# [TASK]
Retype the whole listing below, character for character.

# [DATA RECORDS]
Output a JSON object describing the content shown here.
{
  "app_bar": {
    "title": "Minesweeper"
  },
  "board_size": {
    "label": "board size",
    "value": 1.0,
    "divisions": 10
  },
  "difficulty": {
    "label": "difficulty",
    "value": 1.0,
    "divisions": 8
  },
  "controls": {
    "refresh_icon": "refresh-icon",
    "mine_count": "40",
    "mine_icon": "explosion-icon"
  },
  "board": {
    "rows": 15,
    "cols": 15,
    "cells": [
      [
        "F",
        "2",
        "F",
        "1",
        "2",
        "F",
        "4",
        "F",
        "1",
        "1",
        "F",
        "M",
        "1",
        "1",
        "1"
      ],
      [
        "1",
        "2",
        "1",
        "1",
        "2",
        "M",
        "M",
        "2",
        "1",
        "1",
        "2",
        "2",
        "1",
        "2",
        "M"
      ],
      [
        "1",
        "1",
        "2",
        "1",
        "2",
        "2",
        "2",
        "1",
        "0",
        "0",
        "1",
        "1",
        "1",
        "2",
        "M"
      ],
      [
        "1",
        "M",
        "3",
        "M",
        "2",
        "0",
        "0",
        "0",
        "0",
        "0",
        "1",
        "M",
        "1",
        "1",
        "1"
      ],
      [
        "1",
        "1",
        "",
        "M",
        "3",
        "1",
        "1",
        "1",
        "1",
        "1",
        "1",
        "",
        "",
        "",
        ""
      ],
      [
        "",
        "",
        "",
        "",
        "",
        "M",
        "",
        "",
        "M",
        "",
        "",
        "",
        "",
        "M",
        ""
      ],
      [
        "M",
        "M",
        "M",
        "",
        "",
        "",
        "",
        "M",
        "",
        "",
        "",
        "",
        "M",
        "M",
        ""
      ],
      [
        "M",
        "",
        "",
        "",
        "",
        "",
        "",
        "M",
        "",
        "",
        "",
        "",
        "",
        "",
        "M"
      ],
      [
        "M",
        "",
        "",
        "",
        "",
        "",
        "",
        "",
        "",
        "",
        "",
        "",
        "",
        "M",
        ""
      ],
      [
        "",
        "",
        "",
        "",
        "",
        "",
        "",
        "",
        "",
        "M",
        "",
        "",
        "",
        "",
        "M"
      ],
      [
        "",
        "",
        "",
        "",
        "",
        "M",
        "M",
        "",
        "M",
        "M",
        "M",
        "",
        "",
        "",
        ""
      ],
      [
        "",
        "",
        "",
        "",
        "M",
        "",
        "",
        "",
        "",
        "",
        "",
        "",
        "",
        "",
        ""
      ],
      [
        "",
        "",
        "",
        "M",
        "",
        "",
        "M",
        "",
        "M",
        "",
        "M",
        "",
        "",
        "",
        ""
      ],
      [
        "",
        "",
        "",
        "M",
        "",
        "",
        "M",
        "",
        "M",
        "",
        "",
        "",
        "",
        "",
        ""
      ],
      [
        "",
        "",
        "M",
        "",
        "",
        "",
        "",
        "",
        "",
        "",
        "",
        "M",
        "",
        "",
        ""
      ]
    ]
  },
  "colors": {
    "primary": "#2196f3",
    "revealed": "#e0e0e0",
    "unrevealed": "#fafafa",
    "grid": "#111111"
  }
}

# [RESULT OF THIS EXERCISE]
Output a JSON object describing the content shown here.
{
  "app_bar": {
    "title": "Minesweeper"
  },
  "board_size": {
    "label": "board size",
    "value": 1.0,
    "divisions": 10
  },
  "difficulty": {
    "label": "difficulty",
    "value": 1.0,
    "divisions": 8
  },
  "controls": {
    "refresh_icon": "refresh-icon",
    "mine_count": "40",
    "mine_icon": "explosion-icon"
  },
  "board": {
    "rows": 15,
    "cols": 15,
    "cells": [
      [
        "F",
        "2",
        "F",
        "1",
        "2",
        "F",
        "4",
        "F",
        "1",
        "1",
        "F",
        "M",
        "1",
        "1",
        "1"
      ],
      [
        "1",
        "2",
        "1",
        "1",
        "2",
        "M",
        "M",
        "2",
        "1",
        "1",
        "2",
        "2",
        "1",
        "2",
        "M"
      ],
      [
        "1",
        "1",
        "2",
        "1",
        "2",
        "2",
        "2",
        "1",
        "0",
        "0",
        "1",
        "1",
        "1",
        "2",
        "M"
      ],
      [
        "1",
        "M",
        "3",
        "M",
        "2",
        "0",
        "0",
        "0",
        "0",
        "0",
        "1",
        "M",
        "1",
        "1",
        "1"
      ],
      [
        "1",
        "1",
        "",
        "M",
        "3",
        "1",
        "1",
        "1",
        "1",
        "1",
        "1",
        "",
        "",
        "",
        ""
      ],
      [
        "",
        "",
        "",
        "",
        "",
        "M",
        "",
        "",
        "M",
        "",
        "",
        "",
        "",
        "M",
        ""
      ],
      [
        "M",
        "M",
        "M",
        "",
        "",
        "",
        "",
        "M",
        "",
        "",
        "",
        "",
        "M",
        "M",
        ""
      ],
      [
        "M",
        "",
        "",
        "",
        "",
        "",
        "",
        "M",
        "",
        "",
        "",
        "",
        "",
        "",
        "M"
      ],
      [
        "M",
        "",
        "",
        "",
        "",
        "",
        "",
        "",
        "",
        "",
        "",
        "",
        "",
        "M",
        ""
      ],
      [
        "",
        "",
        "",
        "",
        "",
        "",
        "",
        "",
        "",
        "M",
        "",
        "",
        "",
        "",
        "M"
      ],
      [
        "",
        "",
        "",
        "",
        "",
        "M",
        "M",
        "",
        "M",
        "M",
        "M",
        "",
        "",
        "",
        ""
      ],
      [
        "",
        "",
        "",
        "",
        "M",
        "",
        "",
        "",
        "",
        "",
        "",
        "",
        "",
        "",
        ""
      ],
      [
        "",
        "",
        "",
        "M",
        "",
        "",
        "M",
        "",
        "M",
        "",
        "M",
        "",
        "",
        "",
        ""
      ],
      [
        "",
        "",
        "",
        "M",
        "",
        "",
        "M",
        "",
        "M",
        "",
        "",
        "",
        "",
        "",
        ""
      ],
      [
        "",
        "",
        "M",
        "",
        "",
        "",
        "",
        "",
        "",
        "",
        "",
        "M",
        "",
        "",
        ""
      ]
    ]
  },
  "colors": {
    "primary": "#2196f3",
    "revealed": "#e0e0e0",
    "unrevealed": "#fafafa",
    "grid": "#111111"
  }
}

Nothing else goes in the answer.